Before you sign on to a specific interest rate, make sure you shop around with multiple lenders to determine if you are getting the best rate.
Sometimes your business structure changes, or the lender may undergo management changes. The loan agreement should outline what happens to the loan if things like this happen. Educate yourself on what types of changes could result in the end of your loan agreement or a change in payment amount.
Common terms and conditions
Knowing common terms is helpful when reading through the business loan agreement. This is not an extensive list, but here are a few common business loan agreement terms to familiarize yourself with:
- Personal guarantee: With a business loan, this provision in the loan agreement states that you will take personal responsibility if the business defaults on it.
- Prepayment penalty: In some cases, the lender may charge an extra penalty fee if you repay the loan early. This is called a prepayment penalty.
- Default: When you miss multiple payments on the loan repayment schedule, the lender can put your loan in default.
- Late payment penalty: When you miss the payment deadline as agreed upon in the payment schedule, the lender may charge a late payment penalty.
- Blanket lien: This term states that the lender can seize any part of the business if you default on the loan.
Business loan agreement red flags
Reading through the business loan agreement can help you spot any red flags. You don’t want to sign any agreement that sets you up for failure, that your business likely won’t be able to adhere to or makes you feel uncomfortable. It may be a bad sign if:
- The lender pressures you to sign the agreement quickly.
- They are requesting money upfront, and it isn’t noted anywhere.
- The loan has a variable interest rate, which can change your payment significantly.
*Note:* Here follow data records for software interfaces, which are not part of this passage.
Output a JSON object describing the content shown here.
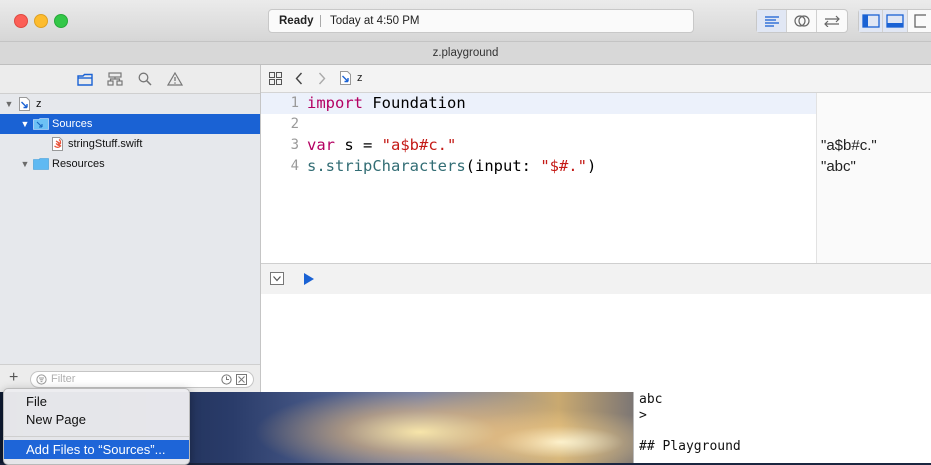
{
  "window": {
    "status": "Ready",
    "status_time": "Today at 4:50 PM",
    "tab_title": "z.playground"
  },
  "jumpbar": {
    "path_item": "z"
  },
  "navigator": {
    "items": [
      {
        "label": "z",
        "type": "playground"
      },
      {
        "label": "Sources",
        "type": "folder",
        "selected": true
      },
      {
        "label": "stringStuff.swift",
        "type": "swift-file"
      },
      {
        "label": "Resources",
        "type": "folder"
      }
    ],
    "filter_placeholder": "Filter"
  },
  "editor": {
    "lines": [
      {
        "number": "1",
        "tokens": [
          {
            "t": "import",
            "c": "kw"
          },
          {
            "t": " Foundation",
            "c": ""
          }
        ]
      },
      {
        "number": "2",
        "tokens": []
      },
      {
        "number": "3",
        "tokens": [
          {
            "t": "var",
            "c": "kw"
          },
          {
            "t": " s = ",
            "c": ""
          },
          {
            "t": "\"a$b#c.\"",
            "c": "str"
          }
        ]
      },
      {
        "number": "4",
        "tokens": [
          {
            "t": "s.",
            "c": "fn"
          },
          {
            "t": "stripCharacters",
            "c": "fn"
          },
          {
            "t": "(input: ",
            "c": ""
          },
          {
            "t": "\"$#.\"",
            "c": "str"
          },
          {
            "t": ")",
            "c": ""
          }
        ]
      }
    ],
    "results": [
      {
        "line": 3,
        "text": "\"a$b#c.\""
      },
      {
        "line": 4,
        "text": "\"abc\""
      }
    ]
  },
  "context_menu": {
    "items": [
      "File",
      "New Page",
      "Add Files to “Sources”..."
    ],
    "highlighted": "Add Files to “Sources”..."
  },
  "terminal": {
    "lines": [
      "abc",
      ">",
      "",
      "## Playground"
    ]
  },
  "colors": {
    "selection": "#1a62d4",
    "keyword": "#b40062",
    "string": "#c41a16",
    "function": "#326d74"
  }
}
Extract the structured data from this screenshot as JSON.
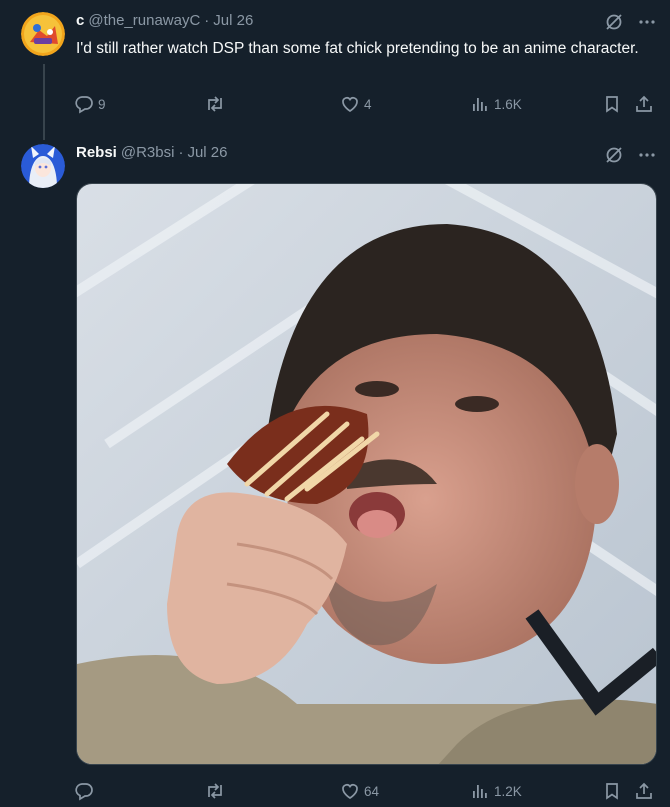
{
  "tweet1": {
    "name": "c",
    "handle": "@the_runawayC",
    "separator": "·",
    "date": "Jul 26",
    "text": "I'd still rather watch DSP than some fat chick pretending to be an anime character.",
    "stats": {
      "replies": "9",
      "reposts": "",
      "likes": "4",
      "views": "1.6K"
    }
  },
  "tweet2": {
    "name": "Rebsi",
    "handle": "@R3bsi",
    "separator": "·",
    "date": "Jul 26",
    "stats": {
      "replies": "",
      "reposts": "",
      "likes": "64",
      "views": "1.2K"
    }
  },
  "colors": {
    "background": "#15202b",
    "muted": "#8b98a5",
    "text": "#f7f9f9",
    "border": "#38444d"
  },
  "icons": [
    "grok-icon",
    "more-icon",
    "reply-icon",
    "repost-icon",
    "like-icon",
    "views-icon",
    "bookmark-icon",
    "share-icon"
  ]
}
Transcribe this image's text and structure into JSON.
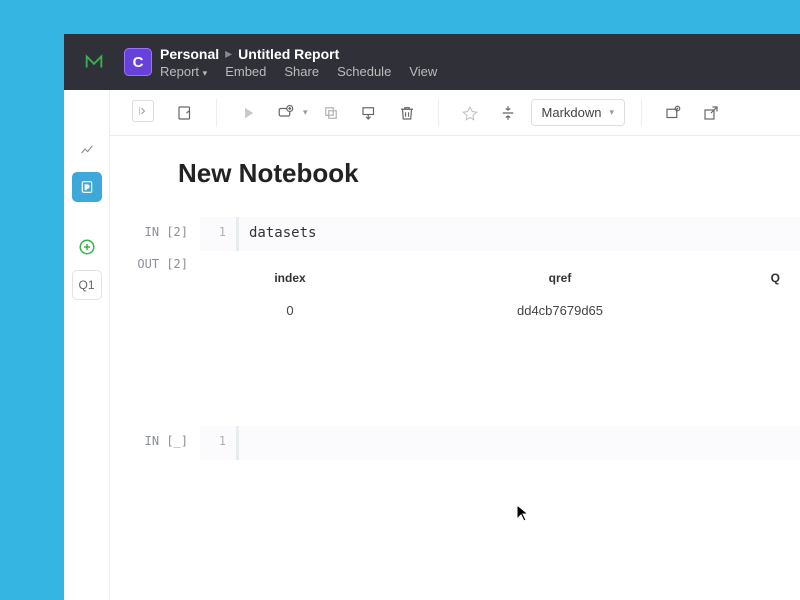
{
  "header": {
    "workspace_badge": "C",
    "workspace": "Personal",
    "title": "Untitled Report",
    "menus": {
      "report": "Report",
      "embed": "Embed",
      "share": "Share",
      "schedule": "Schedule",
      "view": "View"
    }
  },
  "toolbar": {
    "format": "Markdown"
  },
  "rail": {
    "q1": "Q1"
  },
  "notebook": {
    "title": "New Notebook",
    "cells": {
      "in2_prompt": "IN [2]",
      "in2_ln": "1",
      "in2_code": "datasets",
      "out2_prompt": "OUT [2]",
      "table": {
        "col1": "index",
        "col2": "qref",
        "col3_partial": "Q",
        "row1_c1": "0",
        "row1_c2": "dd4cb7679d65"
      },
      "in_blank_prompt": "IN [_]",
      "in_blank_ln": "1",
      "in_blank_code": ""
    }
  }
}
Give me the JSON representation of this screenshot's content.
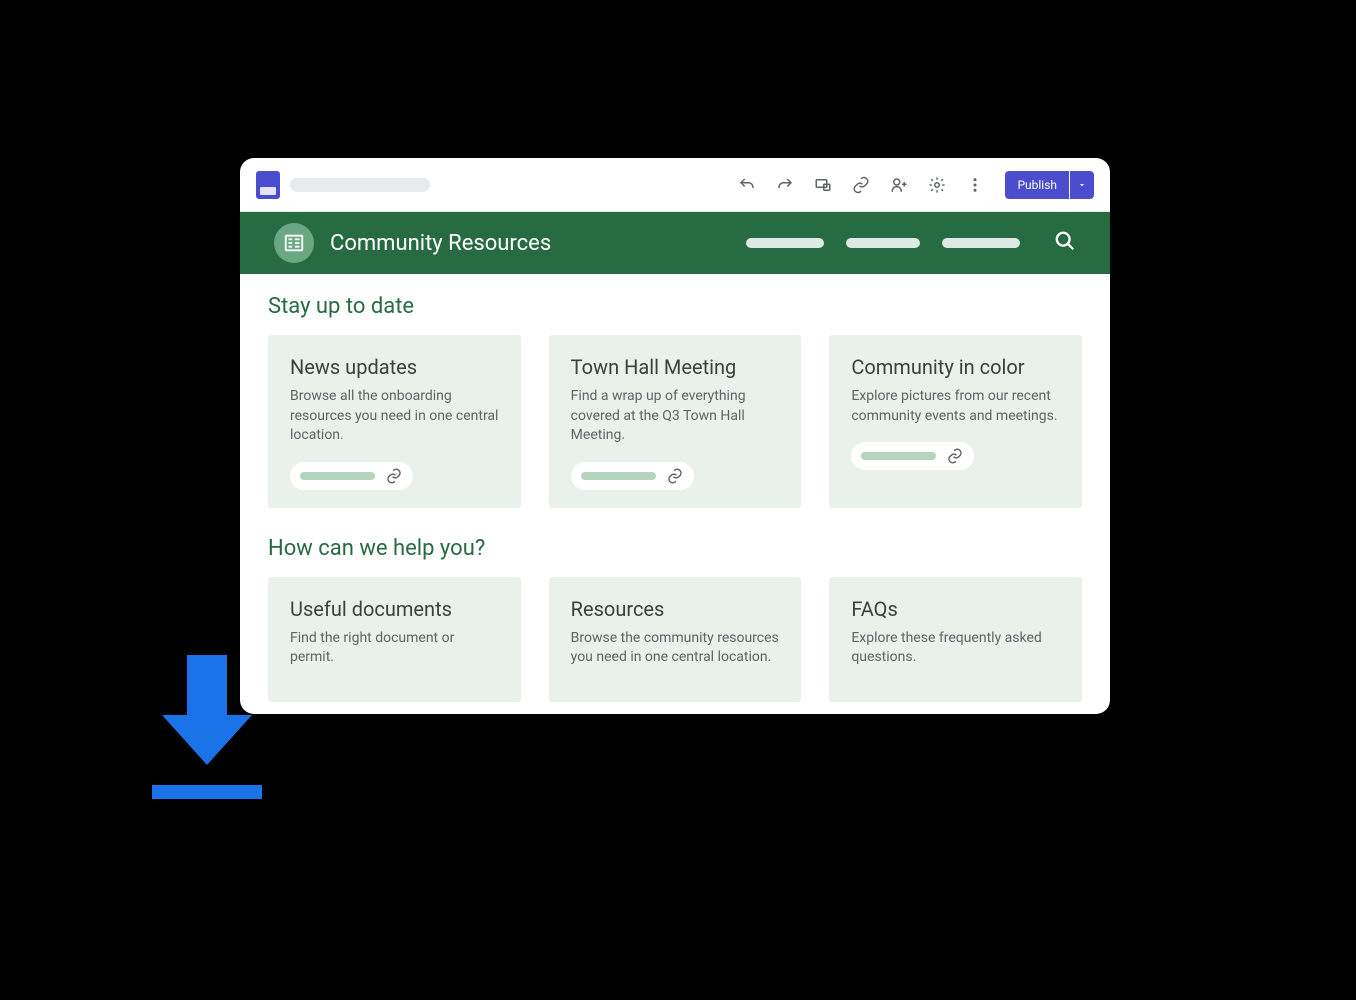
{
  "toolbar": {
    "publish_label": "Publish"
  },
  "site": {
    "title": "Community Resources"
  },
  "sections": [
    {
      "heading": "Stay up to date",
      "cards": [
        {
          "title": "News updates",
          "desc": "Browse all the onboarding resources you need in one central location."
        },
        {
          "title": "Town Hall Meeting",
          "desc": "Find a wrap up of everything covered at the Q3 Town Hall Meeting."
        },
        {
          "title": "Community in color",
          "desc": "Explore pictures from our recent community events and meetings."
        }
      ]
    },
    {
      "heading": "How can we help you?",
      "cards": [
        {
          "title": "Useful documents",
          "desc": "Find the right document or permit."
        },
        {
          "title": "Resources",
          "desc": "Browse the community resources you need in one central location."
        },
        {
          "title": "FAQs",
          "desc": "Explore these frequently asked questions."
        }
      ]
    }
  ]
}
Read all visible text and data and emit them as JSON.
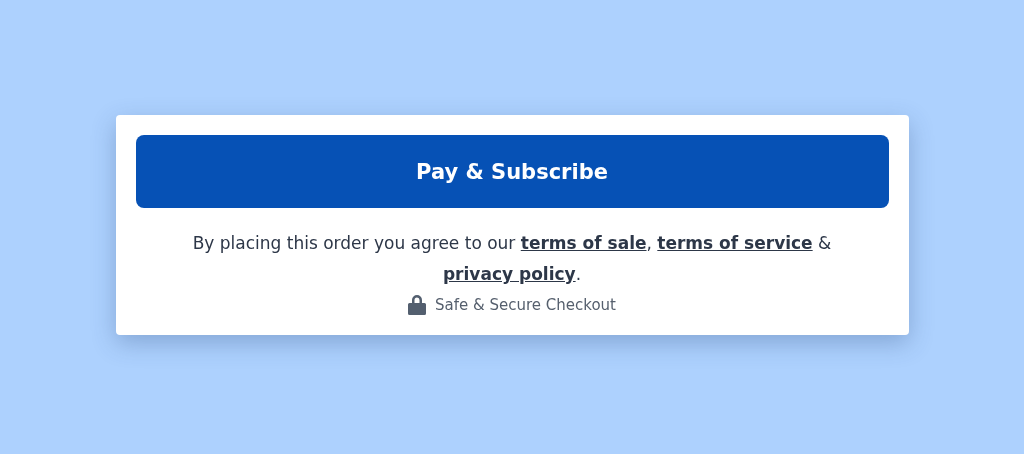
{
  "button": {
    "label": "Pay & Subscribe"
  },
  "agreement": [
    {
      "kind": "text",
      "text": "By placing this order you agree to our "
    },
    {
      "kind": "link",
      "text": "terms of sale"
    },
    {
      "kind": "text",
      "text": ", "
    },
    {
      "kind": "link",
      "text": "terms of service"
    },
    {
      "kind": "text",
      "text": " & "
    },
    {
      "kind": "link",
      "text": "privacy policy"
    },
    {
      "kind": "text",
      "text": "."
    }
  ],
  "secure_note": "Safe & Secure Checkout"
}
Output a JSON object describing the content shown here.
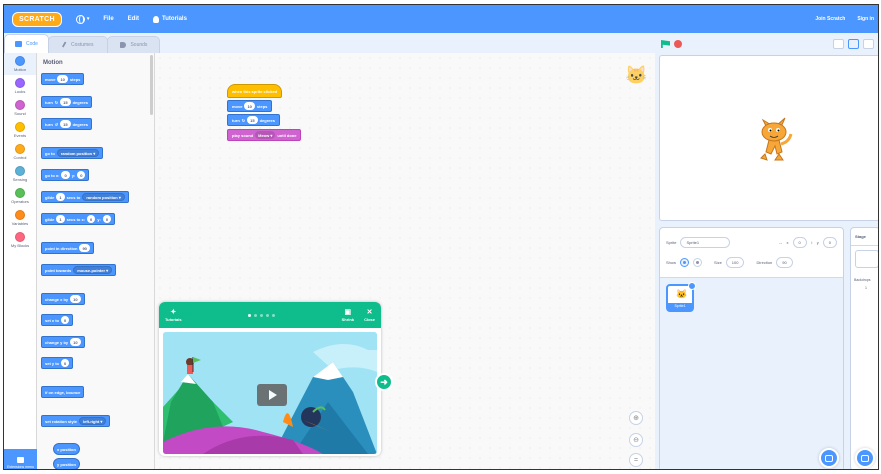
{
  "menubar": {
    "logo": "SCRATCH",
    "file": "File",
    "edit": "Edit",
    "tutorials": "Tutorials",
    "join": "Join Scratch",
    "signin": "Sign in"
  },
  "tabs": {
    "code": "Code",
    "costumes": "Costumes",
    "sounds": "Sounds"
  },
  "categories": [
    {
      "label": "Motion",
      "color": "#4c97ff"
    },
    {
      "label": "Looks",
      "color": "#9966ff"
    },
    {
      "label": "Sound",
      "color": "#cf63cf"
    },
    {
      "label": "Events",
      "color": "#ffbf00"
    },
    {
      "label": "Control",
      "color": "#ffab19"
    },
    {
      "label": "Sensing",
      "color": "#5cb1d6"
    },
    {
      "label": "Operators",
      "color": "#59c059"
    },
    {
      "label": "Variables",
      "color": "#ff8c1a"
    },
    {
      "label": "My Blocks",
      "color": "#ff6680"
    }
  ],
  "flyout": {
    "title": "Motion",
    "move": {
      "a": "move",
      "n": "10",
      "b": "steps"
    },
    "turn_right": {
      "a": "turn",
      "n": "15",
      "b": "degrees"
    },
    "turn_left": {
      "a": "turn",
      "n": "15",
      "b": "degrees"
    },
    "go_to": {
      "a": "go to",
      "d": "random position ▾"
    },
    "go_to_xy": {
      "a": "go to x:",
      "x": "0",
      "m": "y:",
      "y": "0"
    },
    "glide": {
      "a": "glide",
      "n": "1",
      "m": "secs to",
      "d": "random position ▾"
    },
    "glide_xy": {
      "a": "glide",
      "n": "1",
      "m": "secs to x:",
      "x": "0",
      "k": "y:",
      "y": "0"
    },
    "point_dir": {
      "a": "point in direction",
      "n": "90"
    },
    "point_towards": {
      "a": "point towards",
      "d": "mouse-pointer ▾"
    },
    "change_x": {
      "a": "change x by",
      "n": "10"
    },
    "set_x": {
      "a": "set x to",
      "n": "0"
    },
    "change_y": {
      "a": "change y by",
      "n": "10"
    },
    "set_y": {
      "a": "set y to",
      "n": "0"
    },
    "bounce": "if on edge, bounce",
    "rotation": {
      "a": "set rotation style",
      "d": "left-right ▾"
    },
    "x_pos": "x position",
    "y_pos": "y position"
  },
  "script": {
    "hat": "when this sprite clicked",
    "move": {
      "a": "move",
      "n": "10",
      "b": "steps"
    },
    "turn": {
      "a": "turn",
      "n": "15",
      "b": "degrees"
    },
    "sound": {
      "a": "play sound",
      "d": "Meow ▾",
      "b": "until done"
    }
  },
  "tutorial": {
    "label": "Tutorials",
    "shrink": "Shrink",
    "close": "Close"
  },
  "sprite_info": {
    "sprite_label": "Sprite",
    "sprite_name": "Sprite1",
    "x_label": "x",
    "x": "0",
    "y_label": "y",
    "y": "0",
    "show_label": "Show",
    "size_label": "Size",
    "size": "100",
    "direction_label": "Direction",
    "direction": "90"
  },
  "sprite_list": {
    "thumb_name": "Sprite1"
  },
  "stage_pane": {
    "title": "Stage",
    "backdrops_label": "Backdrops",
    "backdrops_count": "1"
  },
  "extension": {
    "label": "Extensions menu"
  }
}
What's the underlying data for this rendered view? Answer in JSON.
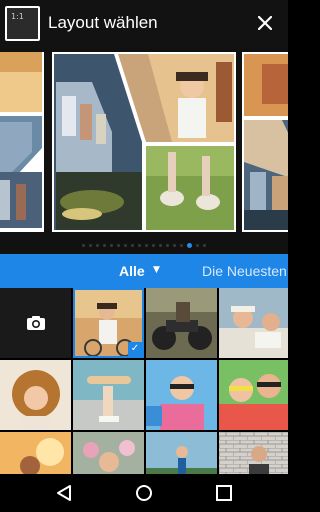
{
  "header": {
    "ratio_label": "1:1",
    "title": "Layout wählen",
    "close_icon": "close-icon"
  },
  "carousel": {
    "layouts": [
      "collage-left-partial",
      "collage-diagonal-selected",
      "collage-right-partial"
    ],
    "page_count": 18,
    "active_page": 15
  },
  "filter": {
    "all_label": "Alle",
    "newest_label": "Die Neuesten"
  },
  "grid": {
    "camera_icon": "camera-icon",
    "photos": [
      {
        "name": "photo-girl-bicycle",
        "selected": true
      },
      {
        "name": "photo-motorcycle",
        "selected": false
      },
      {
        "name": "photo-kids-reading",
        "selected": false
      },
      {
        "name": "photo-curly-girl",
        "selected": false
      },
      {
        "name": "photo-skateboard",
        "selected": false
      },
      {
        "name": "photo-couple-sunglasses",
        "selected": false
      },
      {
        "name": "photo-friends-sunglasses",
        "selected": false
      },
      {
        "name": "photo-couple-sunset",
        "selected": false
      },
      {
        "name": "photo-flowers-girl",
        "selected": false
      },
      {
        "name": "photo-runner",
        "selected": false
      },
      {
        "name": "photo-brick-wall",
        "selected": false
      }
    ]
  },
  "colors": {
    "accent": "#1d86e7",
    "header_bg": "#121212"
  }
}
- The loan payments are higher than your current cash flow needs can cover.
In general, you want to avoid any signs that something is off with the lender. The loan agreement should be clear, and the lender should be able to answer any questions you have.
The bottom line
A business loan agreement outlines everything about the loan and its repayment terms. Before you sign one, make sure you understand everything it says.
It can be tempting to skim through the agreement, but carefully looking through the fine print will help you understand your loan to ensure you’re getting the best small business loan. Look out for details that put your business at risk or ask you to agree to things you aren’t comfortable with.
Frequently asked questions
An LLC loan agreement details the loan terms of a business loan for a limited liability company (LLC). The structure of an LLC limits the business owner’s liability. An LLC loan may include a personal guarantee provision to get around these limits of liability.
A loan agreement is made between the lender and the borrower. The borrower in a business loan agreement would be the business. The lender may be a bank, credit union, online lender or financing company.